The Moon is Drowning While I Sleep – Charles de Lint
Sophie has been dreaming about the same place every night. It’s a strange place where the moon is missing, trapped in a lake in a marsh and slowly dying.
A very classic adventure in many ways, in her dreams, Sophie travels over and over again to this strange land and tries to save the moon.
Rats – Veronica Schanoes
A take on the life of Nancy Spungen. Called Lily in this tale, she’s a troubled teenager who cannot find any rest, as she’s haunted by rats gnawing at her only she can see.
A sad story of a girl going down a spiral of drugs trying to find peace from the demons that haunt her mind.
Beyond the Naked Eye – Rachel Swirsky
The wizard is reigning supreme in Oz, but there’s a rebellion brewing. Their method of choice to undermine his power? A reality show called Wish where the last contestant standing gets their wish granted.
I liked this story. The classic characters don’t play all that much of a role, they’re contestants in the show.
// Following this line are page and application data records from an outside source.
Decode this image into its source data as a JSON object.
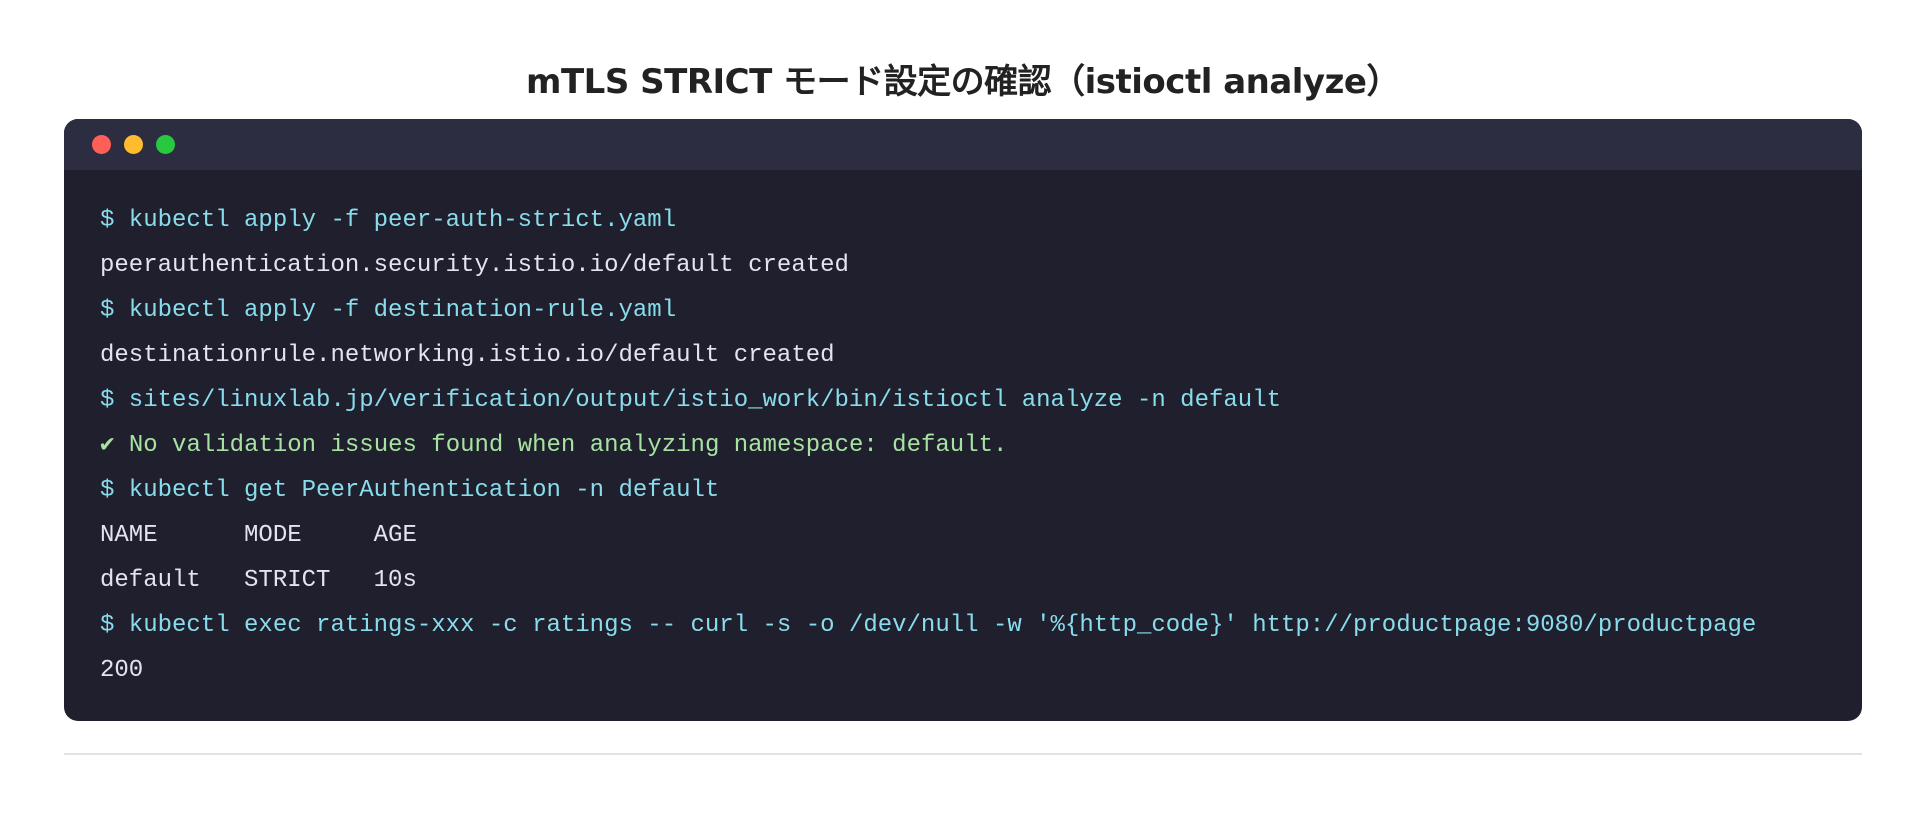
{
  "page": {
    "title": "mTLS STRICT モード設定の確認（istioctl analyze）"
  },
  "terminal": {
    "lines": [
      {
        "kind": "cmd",
        "text": "$ kubectl apply -f peer-auth-strict.yaml"
      },
      {
        "kind": "out",
        "text": "peerauthentication.security.istio.io/default created"
      },
      {
        "kind": "cmd",
        "text": "$ kubectl apply -f destination-rule.yaml"
      },
      {
        "kind": "out",
        "text": "destinationrule.networking.istio.io/default created"
      },
      {
        "kind": "cmd",
        "text": "$ sites/linuxlab.jp/verification/output/istio_work/bin/istioctl analyze -n default"
      },
      {
        "kind": "ok",
        "text": "✔ No validation issues found when analyzing namespace: default."
      },
      {
        "kind": "cmd",
        "text": "$ kubectl get PeerAuthentication -n default"
      },
      {
        "kind": "out",
        "text": "NAME      MODE     AGE"
      },
      {
        "kind": "out",
        "text": "default   STRICT   10s"
      },
      {
        "kind": "cmd",
        "text": "$ kubectl exec ratings-xxx -c ratings -- curl -s -o /dev/null -w '%{http_code}' http://productpage:9080/productpage"
      },
      {
        "kind": "out",
        "text": "200"
      }
    ]
  },
  "colors": {
    "terminal_bg": "#1f1f2e",
    "titlebar_bg": "#2d2d42",
    "command": "#89dceb",
    "output": "#e4e4ef",
    "success": "#a6e3a1",
    "close_dot": "#ff5f57",
    "minimize_dot": "#febc2e",
    "maximize_dot": "#28c840"
  }
}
Instead, it focusses on a jeweler in Emerald City and the part he has to play in overthrowing the wizard.
Good Hunting – Ken Liu
Magic is disappearing from the land as iron roads cross the country and steam powered machines are on the rise. A hulijing looses her ability to change into a fox and a demon hunter is out of work. They both try to live in this strange new world.
Yes to steampunk fairy tales! A demon hunter turned gifted mechanic. A young girl lost without her magic, missing desperately her true fox form. And a world utterly changed by the advancements of steam technology.
By the Moon’s Good Grace – Kirstyn McDermott
Little Red Riding Hood’s grandmother is dead, killed by her stepfather, the huntsman. For she had a secret: she could turn into a wolf. And now Little Red is in danger as well.
Little Red as a werewolf is a story I have read before. This one’s well written and interesting, with the stepfather a dangerous presence throughout and Little Red torn between the world of wolves and humans.
The Juniper Tree – Peter Straub
It’s summer and a seven-year-old boy escapes to the cinema every day instead of going to Summer Play School. And one day, he meets a dangerous predator there, a man called Jimmy who wants him to do all sorts of things in the dark of the theater.
Disturbing. Except for the title, I also don’t see the fairy tale connection at all.
Greensleeves – Jeff VanderMeer
Librarian Mary works in a strange place, where homeless dance on the second floor, an eagle watches her move and one day, a circus magician arrives looking for his giant frog who can whistle Greensleeves.
Weird, but not in a good way. This story just didn’t speak to me at all.
Beauty – Tanith Lee
Aliens have visited earth and brough great gifts of technology. There’s only one catch: Every once in a while they send strange-coloured roses and then the family has to send a son or a daughter to live with the aliens.
Interesting take on Beauty and the Beast.